Hailing from a time when CGI was but a glint in a computer programmers green screen monitor and Superman had just done great guns at the box office, The Greatest American Hero was an attempt to revitalise superheroes for a 1980’s TV audience. On a budget.
The series was following in the footsteps of other small screen superfolk: Wonder Woman had finished in 1979 and The Incredible Hulk was fast running out of pairs of new trousers at the time of GAH’s appearance in 1981. Creator/producer Stephen J Cannell’s (The A-Team, The Rockford Files) aim was to bring his own unique mix of humour and humanity to a new genre.
Rockford Files fans were used to seeing Jim get beaten-up each week in the pursuit of justice and Cannell decided that in his new show it was the suit that had the powers, not the guy wearing it. You’ll believe a man can fly, but can he land in one piece…? All three seasons are now out on DVD.
The Pilot introduces us to high school teacher Ralph Hinkley (William Katt) who, while taking his class on a field trip through the LA desert, teams up with world-weary FBI agent Bill Maxwell (Robert Culp) as they encounter a UFO whose inhabitants gift Ralph with a magic suit. The problems start when Ralph loses the suit’s instruction manual. Cue much crashing into walls, accidental invisibility and slightly ropey special effects.
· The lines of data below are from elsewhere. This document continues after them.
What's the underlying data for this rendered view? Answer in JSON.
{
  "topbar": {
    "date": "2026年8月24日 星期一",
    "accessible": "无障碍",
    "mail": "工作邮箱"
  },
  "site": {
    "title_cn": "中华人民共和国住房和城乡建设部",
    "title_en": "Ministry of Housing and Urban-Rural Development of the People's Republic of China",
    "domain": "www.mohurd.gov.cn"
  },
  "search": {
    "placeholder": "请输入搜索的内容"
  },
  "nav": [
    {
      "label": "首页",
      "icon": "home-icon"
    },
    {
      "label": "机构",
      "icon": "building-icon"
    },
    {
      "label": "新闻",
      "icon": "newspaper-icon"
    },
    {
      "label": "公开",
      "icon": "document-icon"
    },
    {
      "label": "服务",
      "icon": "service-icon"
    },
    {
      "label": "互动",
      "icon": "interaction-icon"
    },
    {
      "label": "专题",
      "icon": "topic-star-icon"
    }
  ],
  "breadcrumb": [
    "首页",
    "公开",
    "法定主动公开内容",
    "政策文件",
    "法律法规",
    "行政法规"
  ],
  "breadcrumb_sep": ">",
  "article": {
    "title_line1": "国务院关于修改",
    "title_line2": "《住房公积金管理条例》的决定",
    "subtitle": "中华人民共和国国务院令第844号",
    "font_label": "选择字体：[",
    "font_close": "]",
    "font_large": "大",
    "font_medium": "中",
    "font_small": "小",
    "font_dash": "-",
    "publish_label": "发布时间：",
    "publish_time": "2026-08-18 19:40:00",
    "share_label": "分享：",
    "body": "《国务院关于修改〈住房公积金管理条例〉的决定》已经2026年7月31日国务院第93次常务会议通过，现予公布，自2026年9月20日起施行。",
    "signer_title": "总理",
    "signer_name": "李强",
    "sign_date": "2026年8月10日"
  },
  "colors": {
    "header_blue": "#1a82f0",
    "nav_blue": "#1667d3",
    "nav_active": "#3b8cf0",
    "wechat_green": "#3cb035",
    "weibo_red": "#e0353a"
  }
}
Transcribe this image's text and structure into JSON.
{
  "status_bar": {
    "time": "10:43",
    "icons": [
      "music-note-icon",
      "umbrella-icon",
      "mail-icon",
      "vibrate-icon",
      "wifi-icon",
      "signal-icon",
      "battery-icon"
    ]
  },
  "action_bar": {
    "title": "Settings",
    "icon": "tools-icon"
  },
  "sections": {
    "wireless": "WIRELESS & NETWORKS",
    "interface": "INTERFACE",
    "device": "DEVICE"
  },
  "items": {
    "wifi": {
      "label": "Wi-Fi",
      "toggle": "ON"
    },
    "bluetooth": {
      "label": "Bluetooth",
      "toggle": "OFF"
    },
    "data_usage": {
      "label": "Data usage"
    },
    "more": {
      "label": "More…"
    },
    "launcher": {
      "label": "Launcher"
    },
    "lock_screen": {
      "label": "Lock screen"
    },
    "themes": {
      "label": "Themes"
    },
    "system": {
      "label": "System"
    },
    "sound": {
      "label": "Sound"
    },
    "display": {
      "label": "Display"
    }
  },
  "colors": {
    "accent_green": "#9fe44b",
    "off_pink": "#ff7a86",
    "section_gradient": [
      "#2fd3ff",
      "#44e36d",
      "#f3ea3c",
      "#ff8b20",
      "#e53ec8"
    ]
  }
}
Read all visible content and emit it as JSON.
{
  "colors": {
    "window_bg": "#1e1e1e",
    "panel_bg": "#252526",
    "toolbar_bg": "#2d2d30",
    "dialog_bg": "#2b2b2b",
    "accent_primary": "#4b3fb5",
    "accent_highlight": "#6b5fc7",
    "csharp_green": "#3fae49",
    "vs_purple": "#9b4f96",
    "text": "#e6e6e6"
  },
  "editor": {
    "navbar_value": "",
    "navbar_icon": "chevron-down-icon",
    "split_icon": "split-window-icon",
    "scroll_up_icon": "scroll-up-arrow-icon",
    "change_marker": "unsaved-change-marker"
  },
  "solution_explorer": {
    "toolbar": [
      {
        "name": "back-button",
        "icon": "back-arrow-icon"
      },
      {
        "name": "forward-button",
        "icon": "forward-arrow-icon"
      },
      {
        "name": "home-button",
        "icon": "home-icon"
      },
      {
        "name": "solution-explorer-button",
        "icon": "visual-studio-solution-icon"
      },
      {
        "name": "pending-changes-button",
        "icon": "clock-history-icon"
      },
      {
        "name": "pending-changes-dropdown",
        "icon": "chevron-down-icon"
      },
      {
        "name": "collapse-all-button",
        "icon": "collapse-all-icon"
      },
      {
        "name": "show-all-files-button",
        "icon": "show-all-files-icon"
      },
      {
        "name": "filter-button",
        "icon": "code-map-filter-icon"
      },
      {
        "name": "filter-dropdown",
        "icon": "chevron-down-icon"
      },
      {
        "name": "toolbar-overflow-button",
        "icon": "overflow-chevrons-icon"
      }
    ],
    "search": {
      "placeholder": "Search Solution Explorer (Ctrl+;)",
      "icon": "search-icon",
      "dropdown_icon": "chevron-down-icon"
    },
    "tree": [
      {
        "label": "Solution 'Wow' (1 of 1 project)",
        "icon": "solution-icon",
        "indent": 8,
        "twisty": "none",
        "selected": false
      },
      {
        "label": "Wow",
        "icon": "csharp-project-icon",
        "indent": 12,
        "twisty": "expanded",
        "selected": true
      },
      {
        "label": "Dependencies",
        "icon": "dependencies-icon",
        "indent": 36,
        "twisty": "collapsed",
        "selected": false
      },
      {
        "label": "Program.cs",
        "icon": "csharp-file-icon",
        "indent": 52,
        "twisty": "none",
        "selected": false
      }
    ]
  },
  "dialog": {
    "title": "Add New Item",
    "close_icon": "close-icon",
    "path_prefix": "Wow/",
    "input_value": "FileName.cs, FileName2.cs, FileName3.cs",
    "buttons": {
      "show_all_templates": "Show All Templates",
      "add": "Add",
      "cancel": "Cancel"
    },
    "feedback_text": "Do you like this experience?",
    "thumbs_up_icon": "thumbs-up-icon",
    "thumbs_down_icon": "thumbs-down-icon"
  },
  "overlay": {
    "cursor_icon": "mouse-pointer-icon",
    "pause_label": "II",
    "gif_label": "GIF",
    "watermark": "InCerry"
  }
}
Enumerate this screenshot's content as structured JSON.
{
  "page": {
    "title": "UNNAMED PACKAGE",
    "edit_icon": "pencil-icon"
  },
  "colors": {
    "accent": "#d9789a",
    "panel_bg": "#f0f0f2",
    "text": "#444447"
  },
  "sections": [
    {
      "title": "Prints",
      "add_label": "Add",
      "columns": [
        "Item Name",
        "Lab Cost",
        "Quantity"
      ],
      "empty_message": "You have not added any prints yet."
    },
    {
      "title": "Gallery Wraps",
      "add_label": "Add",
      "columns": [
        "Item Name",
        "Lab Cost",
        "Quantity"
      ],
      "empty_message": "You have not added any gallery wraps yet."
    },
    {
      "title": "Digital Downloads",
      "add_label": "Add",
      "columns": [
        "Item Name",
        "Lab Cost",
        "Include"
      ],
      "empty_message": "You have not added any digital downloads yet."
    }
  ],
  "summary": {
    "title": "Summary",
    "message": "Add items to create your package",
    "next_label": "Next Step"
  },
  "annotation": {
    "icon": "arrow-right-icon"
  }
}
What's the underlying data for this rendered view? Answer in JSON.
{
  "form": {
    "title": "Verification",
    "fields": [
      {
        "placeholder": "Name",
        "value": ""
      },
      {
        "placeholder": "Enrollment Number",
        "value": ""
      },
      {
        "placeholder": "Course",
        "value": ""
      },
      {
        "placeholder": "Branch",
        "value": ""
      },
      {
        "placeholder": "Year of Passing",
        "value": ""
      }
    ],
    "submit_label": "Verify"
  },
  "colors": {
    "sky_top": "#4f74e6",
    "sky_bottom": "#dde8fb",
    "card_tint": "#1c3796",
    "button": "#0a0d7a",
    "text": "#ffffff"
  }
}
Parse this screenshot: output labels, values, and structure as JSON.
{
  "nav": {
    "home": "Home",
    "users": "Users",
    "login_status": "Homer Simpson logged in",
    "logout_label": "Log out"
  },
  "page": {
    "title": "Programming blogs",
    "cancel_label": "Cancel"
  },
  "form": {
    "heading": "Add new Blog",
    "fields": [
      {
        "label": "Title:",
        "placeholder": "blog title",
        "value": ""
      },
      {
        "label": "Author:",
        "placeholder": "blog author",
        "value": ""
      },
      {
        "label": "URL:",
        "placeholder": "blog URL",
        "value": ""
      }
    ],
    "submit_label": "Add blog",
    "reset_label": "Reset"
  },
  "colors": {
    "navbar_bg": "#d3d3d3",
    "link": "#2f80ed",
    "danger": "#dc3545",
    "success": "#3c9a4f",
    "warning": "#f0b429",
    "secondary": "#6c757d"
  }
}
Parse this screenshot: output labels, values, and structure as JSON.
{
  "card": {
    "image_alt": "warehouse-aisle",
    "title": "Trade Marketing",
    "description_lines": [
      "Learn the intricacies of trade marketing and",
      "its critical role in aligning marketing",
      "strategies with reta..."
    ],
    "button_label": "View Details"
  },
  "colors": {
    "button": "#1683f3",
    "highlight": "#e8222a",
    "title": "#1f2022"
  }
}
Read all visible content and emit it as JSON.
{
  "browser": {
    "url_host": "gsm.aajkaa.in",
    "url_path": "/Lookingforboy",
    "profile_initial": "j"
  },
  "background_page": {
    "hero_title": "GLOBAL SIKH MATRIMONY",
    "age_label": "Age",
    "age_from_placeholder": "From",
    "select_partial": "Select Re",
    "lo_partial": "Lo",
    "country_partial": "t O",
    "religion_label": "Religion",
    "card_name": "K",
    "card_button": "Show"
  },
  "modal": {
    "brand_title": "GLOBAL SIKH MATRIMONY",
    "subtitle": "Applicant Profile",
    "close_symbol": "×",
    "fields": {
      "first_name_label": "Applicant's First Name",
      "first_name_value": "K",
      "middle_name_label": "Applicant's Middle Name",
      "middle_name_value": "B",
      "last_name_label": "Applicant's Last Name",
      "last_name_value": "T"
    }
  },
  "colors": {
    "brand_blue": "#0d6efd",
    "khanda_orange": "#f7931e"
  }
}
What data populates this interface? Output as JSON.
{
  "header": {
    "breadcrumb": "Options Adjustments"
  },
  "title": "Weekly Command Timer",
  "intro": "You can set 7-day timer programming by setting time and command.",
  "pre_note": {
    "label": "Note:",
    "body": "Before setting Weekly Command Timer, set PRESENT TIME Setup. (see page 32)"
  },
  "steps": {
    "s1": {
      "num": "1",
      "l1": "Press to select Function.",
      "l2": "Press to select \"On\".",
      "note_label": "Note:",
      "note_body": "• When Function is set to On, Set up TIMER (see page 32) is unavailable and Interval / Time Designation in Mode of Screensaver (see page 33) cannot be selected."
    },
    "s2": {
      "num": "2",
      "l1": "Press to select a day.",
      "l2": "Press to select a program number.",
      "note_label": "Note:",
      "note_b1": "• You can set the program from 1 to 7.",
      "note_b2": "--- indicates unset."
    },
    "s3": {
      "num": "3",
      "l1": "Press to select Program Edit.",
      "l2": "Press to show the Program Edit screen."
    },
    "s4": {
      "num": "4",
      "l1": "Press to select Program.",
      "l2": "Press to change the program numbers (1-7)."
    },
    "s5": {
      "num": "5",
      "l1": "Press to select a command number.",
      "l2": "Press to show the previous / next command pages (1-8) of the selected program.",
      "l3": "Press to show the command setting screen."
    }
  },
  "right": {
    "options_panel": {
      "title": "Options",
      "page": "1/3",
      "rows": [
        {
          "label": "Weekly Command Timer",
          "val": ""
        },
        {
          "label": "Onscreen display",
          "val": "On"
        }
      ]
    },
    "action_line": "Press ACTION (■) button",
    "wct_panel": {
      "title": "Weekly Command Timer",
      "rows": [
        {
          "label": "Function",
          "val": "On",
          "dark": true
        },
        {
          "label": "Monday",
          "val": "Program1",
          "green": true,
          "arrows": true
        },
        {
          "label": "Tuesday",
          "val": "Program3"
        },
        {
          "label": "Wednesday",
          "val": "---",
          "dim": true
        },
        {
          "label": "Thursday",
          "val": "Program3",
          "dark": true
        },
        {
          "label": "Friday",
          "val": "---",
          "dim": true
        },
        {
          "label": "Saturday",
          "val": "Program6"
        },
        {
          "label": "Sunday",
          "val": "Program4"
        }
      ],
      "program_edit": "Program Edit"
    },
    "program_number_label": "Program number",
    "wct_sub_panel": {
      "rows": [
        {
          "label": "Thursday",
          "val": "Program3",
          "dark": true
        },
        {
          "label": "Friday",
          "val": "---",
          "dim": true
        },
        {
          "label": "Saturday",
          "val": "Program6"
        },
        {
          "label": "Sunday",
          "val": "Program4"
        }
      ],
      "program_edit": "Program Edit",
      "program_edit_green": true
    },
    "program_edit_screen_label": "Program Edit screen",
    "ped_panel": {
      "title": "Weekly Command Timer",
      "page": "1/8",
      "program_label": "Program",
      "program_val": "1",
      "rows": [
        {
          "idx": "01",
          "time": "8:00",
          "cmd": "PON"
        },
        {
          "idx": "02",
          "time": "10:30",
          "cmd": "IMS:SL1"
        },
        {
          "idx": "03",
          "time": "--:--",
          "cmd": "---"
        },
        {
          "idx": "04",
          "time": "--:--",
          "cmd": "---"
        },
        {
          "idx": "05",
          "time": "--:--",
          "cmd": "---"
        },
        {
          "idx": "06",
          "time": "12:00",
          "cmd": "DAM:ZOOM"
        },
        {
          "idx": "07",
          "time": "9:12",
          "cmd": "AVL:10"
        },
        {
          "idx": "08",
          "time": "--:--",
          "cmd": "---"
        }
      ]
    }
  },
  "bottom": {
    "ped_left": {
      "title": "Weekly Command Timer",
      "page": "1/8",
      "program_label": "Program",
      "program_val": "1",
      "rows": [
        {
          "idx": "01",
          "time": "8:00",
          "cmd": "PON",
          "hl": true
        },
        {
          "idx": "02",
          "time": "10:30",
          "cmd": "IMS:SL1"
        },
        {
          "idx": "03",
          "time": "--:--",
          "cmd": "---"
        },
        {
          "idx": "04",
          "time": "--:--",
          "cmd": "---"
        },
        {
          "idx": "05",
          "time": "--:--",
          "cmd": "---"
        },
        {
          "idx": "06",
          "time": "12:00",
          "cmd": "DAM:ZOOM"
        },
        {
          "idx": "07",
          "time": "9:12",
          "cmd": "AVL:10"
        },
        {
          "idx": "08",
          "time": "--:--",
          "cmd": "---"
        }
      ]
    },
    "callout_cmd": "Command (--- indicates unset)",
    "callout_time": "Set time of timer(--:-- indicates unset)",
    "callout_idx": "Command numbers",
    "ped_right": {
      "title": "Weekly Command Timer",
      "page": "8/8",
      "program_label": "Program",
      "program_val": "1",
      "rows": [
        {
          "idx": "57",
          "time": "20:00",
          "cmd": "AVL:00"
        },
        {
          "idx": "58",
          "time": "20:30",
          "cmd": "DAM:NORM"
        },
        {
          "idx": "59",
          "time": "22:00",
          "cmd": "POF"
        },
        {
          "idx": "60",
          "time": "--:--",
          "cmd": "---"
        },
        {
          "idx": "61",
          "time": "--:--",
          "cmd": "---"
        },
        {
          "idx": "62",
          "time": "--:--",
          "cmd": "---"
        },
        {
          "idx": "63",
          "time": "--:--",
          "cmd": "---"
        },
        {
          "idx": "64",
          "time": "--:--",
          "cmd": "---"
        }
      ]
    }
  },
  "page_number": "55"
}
Season One introduces Ralph’s lawyer girlfriend Pam Davidson (Connie Sellecca) and his class of remedial class schoolkids. Thankfully most of the screen time is given over to the pairing of Katt and Culp, both perfect in their roles. Culp in particular is eminently watchable, with Maxwell’s Commie-bashing, post-Watergate attitude constantly at odds with Hinkley’s liberalism.
Highlights of the season include My Heroes Have Always Been Cowboys, where Ralph, after a crisis of conscience, decides to give up “the jammies” (as Maxwell dubs the ridiculous red suit) for a quiet life. His meeting with TVs The Lone Ranger at a shopping mall makes him assess the concept of heroism and hero worship and makes interesting watching for all fanboys. Here’s Looking At You, Kid is another early classic, co-starring the original Mrs Robinson, Lost in Space’s June Lockhart as Pam’s mum.
Season Two is more of the same, but bumped up to a full complement of 22 episodes. Here the series format is fine tuned, with the classic episode The Beast in Black an exercise in prime-time horror. Ralph is now less bumbling, the scriptwriters ramping up the danger, not only to our heroes, but to the World at large.
Season Three would be a shorter season, and would be the end of the road for Hinkley and Maxwell. Only 56 episodes were made in total.
Up till now GAH has been something of an unknown entity to UK viewers, and there is little chance that these boxsets will be released on Region 2. If you’re a fan of sci-fi-cop-show-comedy series, want to make your friends jealous down the pub as they react with “never heard of it” or just want to immerse yourself in some classic 80s telly, then this is the series for you.
DVD Extras: Season One comes with just over an hour of new interviews with the cast. It’s also bundled with the unaired pilot for the proposed spin-off series, The Greatest American Heroine. It’s a curiosity, but doesn’t match the high standards of the original show. Season Two comes with an interview with composer Mike Post (the bloke who wrote the A-Team theme tune!) as well as, bizarrely, a Japanese language track on one episode. Why?